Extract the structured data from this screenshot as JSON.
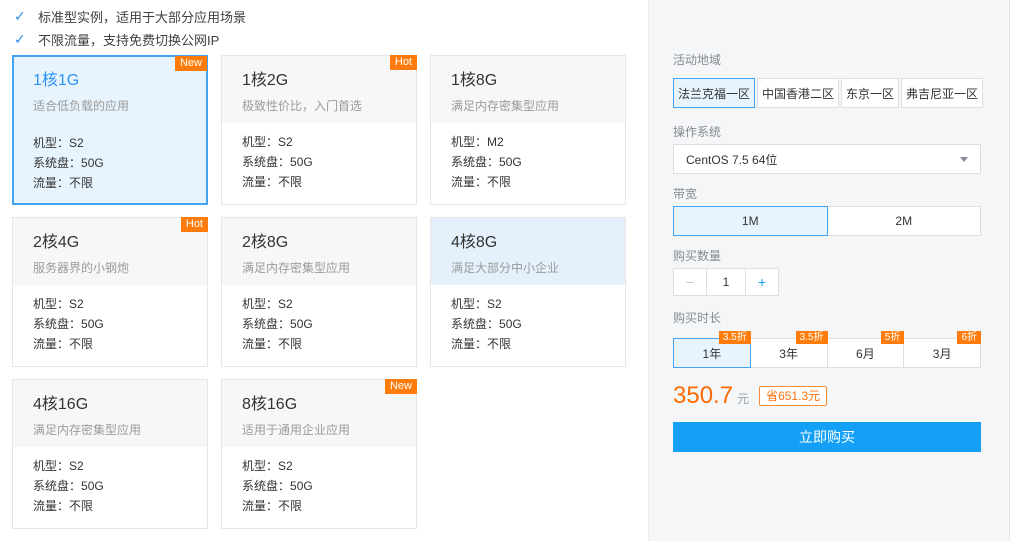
{
  "icons": {
    "check": "✓"
  },
  "features": [
    "标准型实例，适用于大部分应用场景",
    "不限流量，支持免费切换公网IP"
  ],
  "spec_labels": {
    "model": "机型：",
    "disk": "系统盘：",
    "traffic": "流量："
  },
  "plans": [
    {
      "title": "1核1G",
      "desc": "适合低负载的应用",
      "badge": "New",
      "model": "S2",
      "disk": "50G",
      "traffic": "不限"
    },
    {
      "title": "1核2G",
      "desc": "极致性价比，入门首选",
      "badge": "Hot",
      "model": "S2",
      "disk": "50G",
      "traffic": "不限"
    },
    {
      "title": "1核8G",
      "desc": "满足内存密集型应用",
      "badge": "",
      "model": "M2",
      "disk": "50G",
      "traffic": "不限"
    },
    {
      "title": "2核4G",
      "desc": "服务器界的小钢炮",
      "badge": "Hot",
      "model": "S2",
      "disk": "50G",
      "traffic": "不限"
    },
    {
      "title": "2核8G",
      "desc": "满足内存密集型应用",
      "badge": "",
      "model": "S2",
      "disk": "50G",
      "traffic": "不限"
    },
    {
      "title": "4核8G",
      "desc": "满足大部分中小企业",
      "badge": "",
      "model": "S2",
      "disk": "50G",
      "traffic": "不限"
    },
    {
      "title": "4核16G",
      "desc": "满足内存密集型应用",
      "badge": "",
      "model": "S2",
      "disk": "50G",
      "traffic": "不限"
    },
    {
      "title": "8核16G",
      "desc": "适用于通用企业应用",
      "badge": "New",
      "model": "S2",
      "disk": "50G",
      "traffic": "不限"
    }
  ],
  "panel": {
    "region": {
      "label": "活动地域",
      "options": [
        "法兰克福一区",
        "中国香港二区",
        "东京一区",
        "弗吉尼亚一区"
      ],
      "selected_index": 0
    },
    "os": {
      "label": "操作系统",
      "value": "CentOS 7.5 64位"
    },
    "bandwidth": {
      "label": "带宽",
      "options": [
        "1M",
        "2M"
      ],
      "selected_index": 0
    },
    "quantity": {
      "label": "购买数量",
      "minus": "−",
      "value": "1",
      "plus": "+"
    },
    "duration": {
      "label": "购买时长",
      "options": [
        {
          "label": "1年",
          "badge": "3.5折"
        },
        {
          "label": "3年",
          "badge": "3.5折"
        },
        {
          "label": "6月",
          "badge": "5折"
        },
        {
          "label": "3月",
          "badge": "6折"
        }
      ],
      "selected_index": 0
    },
    "price": {
      "amount": "350.7",
      "unit": "元",
      "savings": "省651.3元"
    },
    "buy_label": "立即购买"
  },
  "colors": {
    "accent_blue": "#14a0f6",
    "selected_border": "#41a3f1",
    "selected_bg": "#e8f4fd",
    "badge_orange": "#ff7c0a",
    "price_orange": "#ff6a00"
  }
}
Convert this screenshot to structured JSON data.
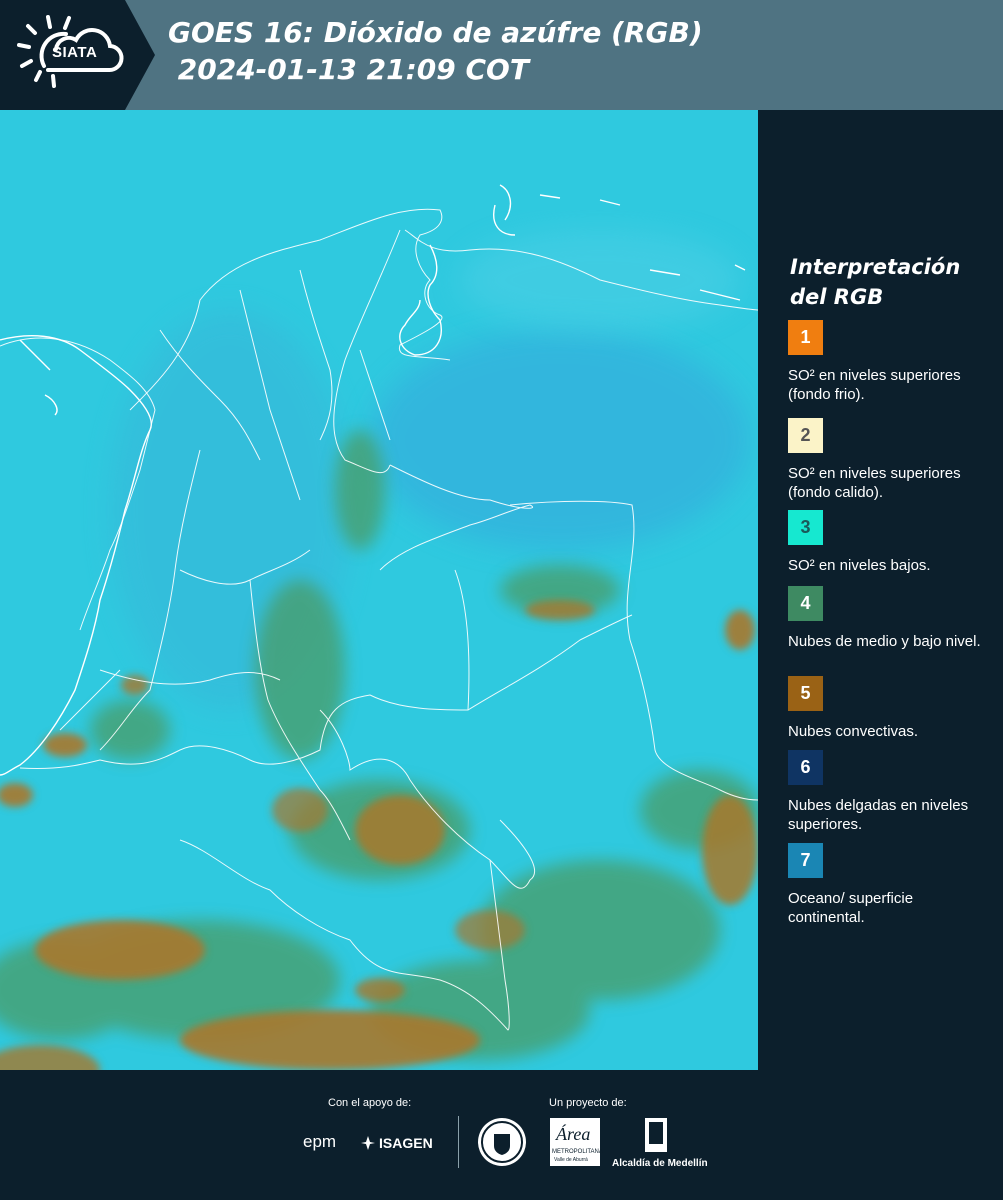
{
  "header": {
    "logo_text": "SIATA",
    "title_line1": "GOES 16: Dióxido de azúfre (RGB)",
    "title_line2": " 2024-01-13 21:09 COT"
  },
  "legend": {
    "title": "Interpretación del RGB",
    "items": [
      {
        "number": "1",
        "color": "#f07e10",
        "label": "SO² en niveles superiores (fondo frio)."
      },
      {
        "number": "2",
        "color": "#fbf3c8",
        "label": "SO² en niveles superiores (fondo calido)."
      },
      {
        "number": "3",
        "color": "#16e8d0",
        "label": "SO² en niveles bajos."
      },
      {
        "number": "4",
        "color": "#3e8a62",
        "label": "Nubes de medio y bajo nivel."
      },
      {
        "number": "5",
        "color": "#9a6215",
        "label": "Nubes convectivas."
      },
      {
        "number": "6",
        "color": "#0f3463",
        "label": "Nubes delgadas en niveles superiores."
      },
      {
        "number": "7",
        "color": "#1a86b4",
        "label": "Oceano/ superficie continental."
      }
    ]
  },
  "footer": {
    "support_label": "Con el apoyo de:",
    "project_label": "Un proyecto de:",
    "sponsor1": "epm",
    "sponsor2": "ISAGEN",
    "partner_area": "Área",
    "partner_area_sub": "METROPOLITANA",
    "partner_area_sub2": "Valle de Aburrá",
    "partner_alcaldia": "Alcaldía de Medellín"
  },
  "colors": {
    "ocean": "#2fc9df",
    "land_tint": "#3ab9d8",
    "convective": "#a8782c",
    "mid_cloud": "#4b9a60",
    "header_bg": "#4f7382",
    "page_bg": "#0c1f2c"
  }
}
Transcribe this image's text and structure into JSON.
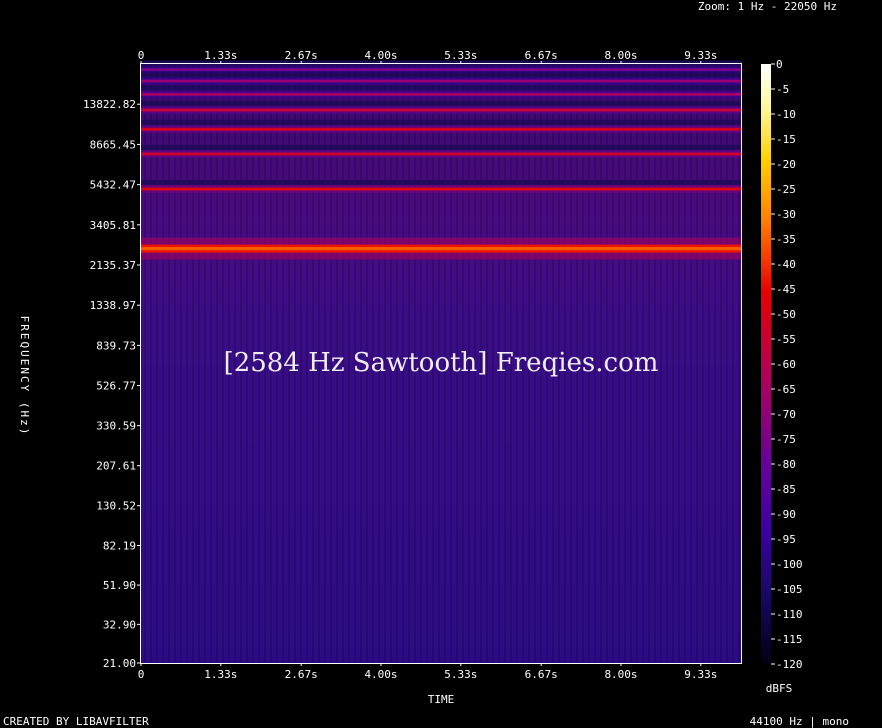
{
  "header": {
    "zoom": "Zoom: 1 Hz - 22050 Hz"
  },
  "footer": {
    "left": "CREATED BY LIBAVFILTER",
    "right": "44100 Hz | mono"
  },
  "chart_data": {
    "type": "heatmap",
    "title": "[2584 Hz Sawtooth] Freqies.com",
    "xlabel": "TIME",
    "ylabel": "FREQUENCY (Hz)",
    "x_ticks": [
      "0",
      "1.33s",
      "2.67s",
      "4.00s",
      "5.33s",
      "6.67s",
      "8.00s",
      "9.33s"
    ],
    "x_tick_values": [
      0,
      1.33,
      2.67,
      4.0,
      5.33,
      6.67,
      8.0,
      9.33
    ],
    "xlim": [
      0,
      10
    ],
    "y_scale": "log",
    "y_ticks": [
      "13822.82",
      "8665.45",
      "5432.47",
      "3405.81",
      "2135.37",
      "1338.97",
      "839.73",
      "526.77",
      "330.59",
      "207.61",
      "130.52",
      "82.19",
      "51.90",
      "32.90",
      "21.00"
    ],
    "y_tick_values": [
      13822.82,
      8665.45,
      5432.47,
      3405.81,
      2135.37,
      1338.97,
      839.73,
      526.77,
      330.59,
      207.61,
      130.52,
      82.19,
      51.9,
      32.9,
      21.0
    ],
    "ylim": [
      21,
      22050
    ],
    "colorbar": {
      "label": "dBFS",
      "ticks": [
        "0",
        "-5",
        "-10",
        "-15",
        "-20",
        "-25",
        "-30",
        "-35",
        "-40",
        "-45",
        "-50",
        "-55",
        "-60",
        "-65",
        "-70",
        "-75",
        "-80",
        "-85",
        "-90",
        "-95",
        "-100",
        "-105",
        "-110",
        "-115",
        "-120"
      ],
      "range": [
        -120,
        0
      ]
    },
    "harmonics": [
      {
        "freq_hz": 2584,
        "level_dbfs": -35
      },
      {
        "freq_hz": 5168,
        "level_dbfs": -45
      },
      {
        "freq_hz": 7752,
        "level_dbfs": -50
      },
      {
        "freq_hz": 10336,
        "level_dbfs": -48
      },
      {
        "freq_hz": 12920,
        "level_dbfs": -52
      },
      {
        "freq_hz": 15504,
        "level_dbfs": -62
      },
      {
        "freq_hz": 18088,
        "level_dbfs": -66
      },
      {
        "freq_hz": 20672,
        "level_dbfs": -72
      }
    ],
    "background_level_dbfs": -95
  }
}
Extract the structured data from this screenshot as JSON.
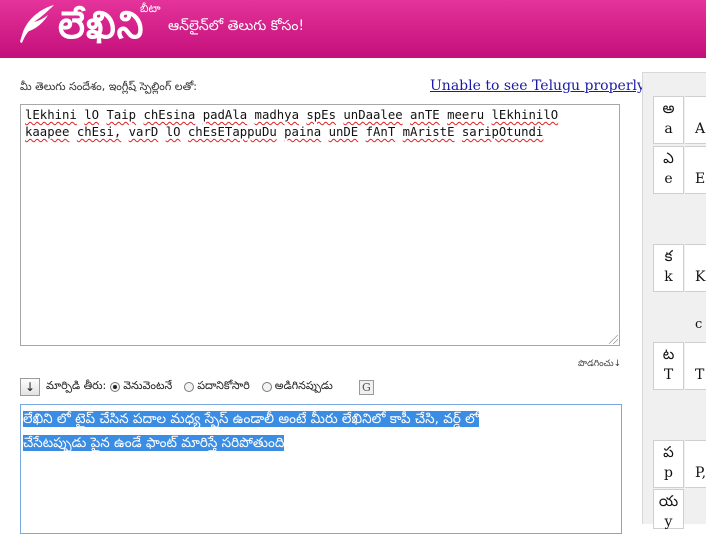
{
  "header": {
    "logo_text": "లేఖిని",
    "beta": "బీటా",
    "tagline": "ఆన్‌లైన్‌లో తెలుగు కోసం!"
  },
  "input": {
    "label": "మీ తెలుగు సందేశం, ఇంగ్లీష్ స్పెల్లింగ్ లతో:",
    "help_link": "Unable to see Telugu properly?",
    "line1_words": [
      "lEkhini",
      " ",
      "lO",
      " ",
      "Taip",
      " ",
      "chEsina",
      " ",
      "padAla",
      " ",
      "madhya",
      " ",
      "spEs",
      " ",
      "unDaalee",
      " ",
      "anTE",
      " ",
      "meeru",
      " ",
      "lEkhinilO"
    ],
    "line2_words": [
      "kaapee",
      " ",
      "chEsi,",
      " ",
      "varD",
      " ",
      "lO",
      " ",
      "chEsETappuDu",
      " ",
      "paina",
      " ",
      "unDE",
      " ",
      "fAnT",
      " ",
      "mAristE",
      " ",
      "saripOtundi"
    ]
  },
  "expand_link": "పొడగించు↓",
  "options": {
    "down_button": "↓",
    "label": "మార్పిడి తీరు:",
    "radios": [
      {
        "label": "వెనువెంటనే",
        "checked": true
      },
      {
        "label": "పదానికోసారి",
        "checked": false
      },
      {
        "label": "అడిగినప్పుడు",
        "checked": false
      }
    ],
    "g_button": "G"
  },
  "output": {
    "line1": "లేఖిని లో టైప్ చేసిన పదాల మధ్య స్పేస్ ఉండాలీ అంటే మీరు లేఖినిలో కాపీ చేసి, వర్డ్ లో",
    "line2": "చేసేటప్పుడు పైన ఉండే ఫాంట్ మారిస్తే సరిపోతుంది"
  },
  "keymap": [
    {
      "telugu": "అ",
      "roman": "a",
      "side": "A"
    },
    {
      "telugu": "ఎ",
      "roman": "e",
      "side": "E"
    },
    {
      "telugu": "క",
      "roman": "k",
      "side": "K"
    },
    {
      "telugu": "ట",
      "roman": "T",
      "side": "T"
    },
    {
      "telugu": "ప",
      "roman": "p",
      "side": "P,"
    },
    {
      "telugu": "య",
      "roman": "y",
      "side": ""
    }
  ],
  "keymap_extra": [
    "c"
  ],
  "colors": {
    "header": "#d61f8a",
    "selection": "#3b8de3",
    "link": "#1a1aa6"
  }
}
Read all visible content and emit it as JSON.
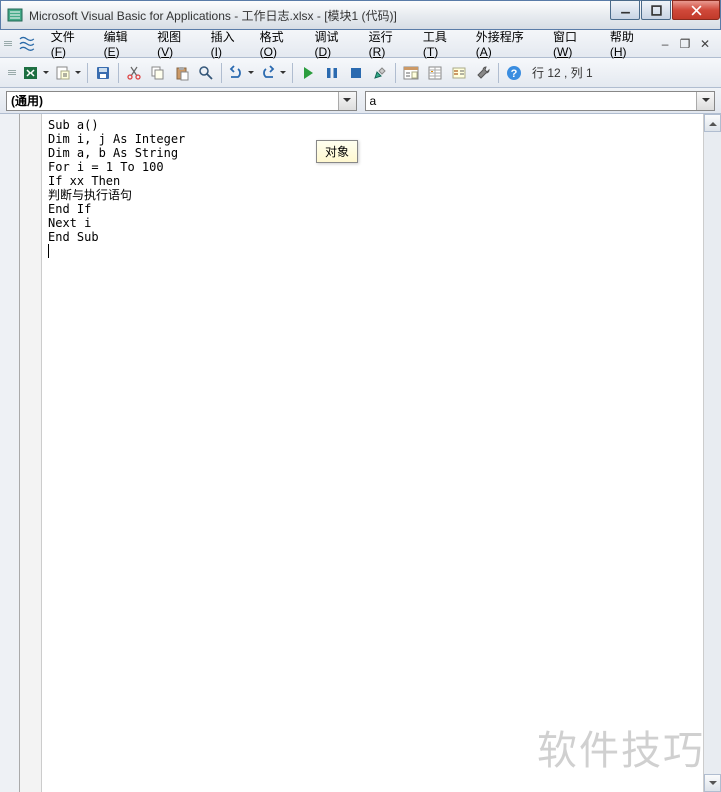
{
  "title": "Microsoft Visual Basic for Applications - 工作日志.xlsx - [模块1 (代码)]",
  "menu": {
    "items": [
      {
        "label": "文件",
        "key": "F"
      },
      {
        "label": "编辑",
        "key": "E"
      },
      {
        "label": "视图",
        "key": "V"
      },
      {
        "label": "插入",
        "key": "I"
      },
      {
        "label": "格式",
        "key": "O"
      },
      {
        "label": "调试",
        "key": "D"
      },
      {
        "label": "运行",
        "key": "R"
      },
      {
        "label": "工具",
        "key": "T"
      },
      {
        "label": "外接程序",
        "key": "A"
      },
      {
        "label": "窗口",
        "key": "W"
      },
      {
        "label": "帮助",
        "key": "H"
      }
    ]
  },
  "toolbar": {
    "icons": [
      "excel-icon",
      "insert-module-icon",
      "sep",
      "save-icon",
      "sep",
      "cut-icon",
      "copy-icon",
      "paste-icon",
      "find-icon",
      "sep",
      "undo-icon",
      "redo-icon",
      "sep",
      "run-icon",
      "break-icon",
      "reset-icon",
      "design-mode-icon",
      "sep",
      "project-explorer-icon",
      "properties-icon",
      "object-browser-icon",
      "toolbox-icon",
      "sep",
      "help-icon"
    ],
    "status": "行 12 , 列 1"
  },
  "dropdowns": {
    "left": "(通用)",
    "right": "a"
  },
  "tooltip": "对象",
  "code": "Sub a()\nDim i, j As Integer\nDim a, b As String\nFor i = 1 To 100\nIf xx Then\n判断与执行语句\nEnd If\nNext i\nEnd Sub",
  "watermark": "软件技巧"
}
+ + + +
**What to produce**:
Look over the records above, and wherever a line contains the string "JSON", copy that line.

**Answer to this problem**:
Extract the structured data from this screenshot as JSON.
Convert this screenshot to structured JSON data.
Transcribe this image's text and structure into JSON.
Extract the structured data from this screenshot as JSON.
Read all visible content and emit it as JSON.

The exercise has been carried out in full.